Despite the fact that the government is keen on importing energy from outside the EU, it is not showing any rush in making this particular African project happen. Moreover, the idea of receiving foreign energy is not positively welcomed by local energy producers that see this as an additional threat to their businesses.

TuNur is a partnership between Low Carbon (British renewables investor), Nur Energie, and Tunisian investors. The TuNur project might mean that around 2.5 million British homes will get solar energy from Tunisia by 2018. In order to connect to the European grid, there will be a substation near Rome connected to Tunisia by an undersea cable. For this to happen, laws were needed between the Tunisian parliament and the Italian network operator to regulate the export of energy. However, who will pay for this infrastructure is still undergoing debate and the final project is not expected to be operational before 2024.

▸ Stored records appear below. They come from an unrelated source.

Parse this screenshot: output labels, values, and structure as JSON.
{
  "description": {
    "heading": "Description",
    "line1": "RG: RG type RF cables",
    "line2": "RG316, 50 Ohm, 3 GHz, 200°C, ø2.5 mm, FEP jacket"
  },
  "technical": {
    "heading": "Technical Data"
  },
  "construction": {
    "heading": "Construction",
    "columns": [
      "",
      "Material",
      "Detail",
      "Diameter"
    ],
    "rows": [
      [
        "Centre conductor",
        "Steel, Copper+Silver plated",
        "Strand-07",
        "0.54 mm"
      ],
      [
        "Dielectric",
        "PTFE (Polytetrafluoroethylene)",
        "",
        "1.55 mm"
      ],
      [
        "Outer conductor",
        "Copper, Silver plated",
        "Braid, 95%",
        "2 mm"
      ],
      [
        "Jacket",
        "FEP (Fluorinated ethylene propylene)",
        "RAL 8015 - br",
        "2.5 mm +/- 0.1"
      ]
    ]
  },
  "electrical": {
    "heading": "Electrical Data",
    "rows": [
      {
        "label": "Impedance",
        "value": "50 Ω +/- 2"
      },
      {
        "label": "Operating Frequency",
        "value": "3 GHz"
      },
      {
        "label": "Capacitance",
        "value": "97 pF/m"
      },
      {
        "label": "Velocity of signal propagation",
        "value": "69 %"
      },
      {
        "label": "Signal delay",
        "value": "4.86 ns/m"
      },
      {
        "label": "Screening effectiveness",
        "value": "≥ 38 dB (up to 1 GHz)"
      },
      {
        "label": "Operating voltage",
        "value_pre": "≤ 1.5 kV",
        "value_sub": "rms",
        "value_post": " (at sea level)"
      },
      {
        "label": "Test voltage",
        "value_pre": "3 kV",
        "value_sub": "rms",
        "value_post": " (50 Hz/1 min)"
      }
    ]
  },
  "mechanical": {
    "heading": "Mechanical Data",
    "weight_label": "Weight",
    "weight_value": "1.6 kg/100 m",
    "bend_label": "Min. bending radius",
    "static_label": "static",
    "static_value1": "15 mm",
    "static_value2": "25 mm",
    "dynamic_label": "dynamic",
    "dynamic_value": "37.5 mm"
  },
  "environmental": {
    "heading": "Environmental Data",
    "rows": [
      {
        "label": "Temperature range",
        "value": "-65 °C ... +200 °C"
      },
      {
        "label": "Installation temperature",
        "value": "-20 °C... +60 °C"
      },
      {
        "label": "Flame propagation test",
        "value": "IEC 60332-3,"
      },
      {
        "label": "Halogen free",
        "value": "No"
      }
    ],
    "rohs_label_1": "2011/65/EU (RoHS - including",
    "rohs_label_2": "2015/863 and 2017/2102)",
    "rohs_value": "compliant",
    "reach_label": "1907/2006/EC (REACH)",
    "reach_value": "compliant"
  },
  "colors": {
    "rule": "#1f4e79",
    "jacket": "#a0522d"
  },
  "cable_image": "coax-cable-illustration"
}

The project is expected to bring 2GW of solar energy to the United Kingdom and the company involved said it has spent 10 million euros developing the new site. It claims to have collected on-site solar data during 3 years and they plan to use concentrated solar power technology for this project. In addition, the company claims that the electricity supplies will be secure and 20% cheaper than home grown sources like offshore wind.

No doubt the interest in the renewable energy industry is growing fast in the UK. However, it is unclear which source of energy will take the first place and also there will be complex discussions regarding the necessary investments for each project. Furthermore, apart from being a complicated industry, now there is a new factor that makes it even more complex, which is foreign competition. The UK government and the DECC have a lot of work ahead of them in terms of regulations and legislation.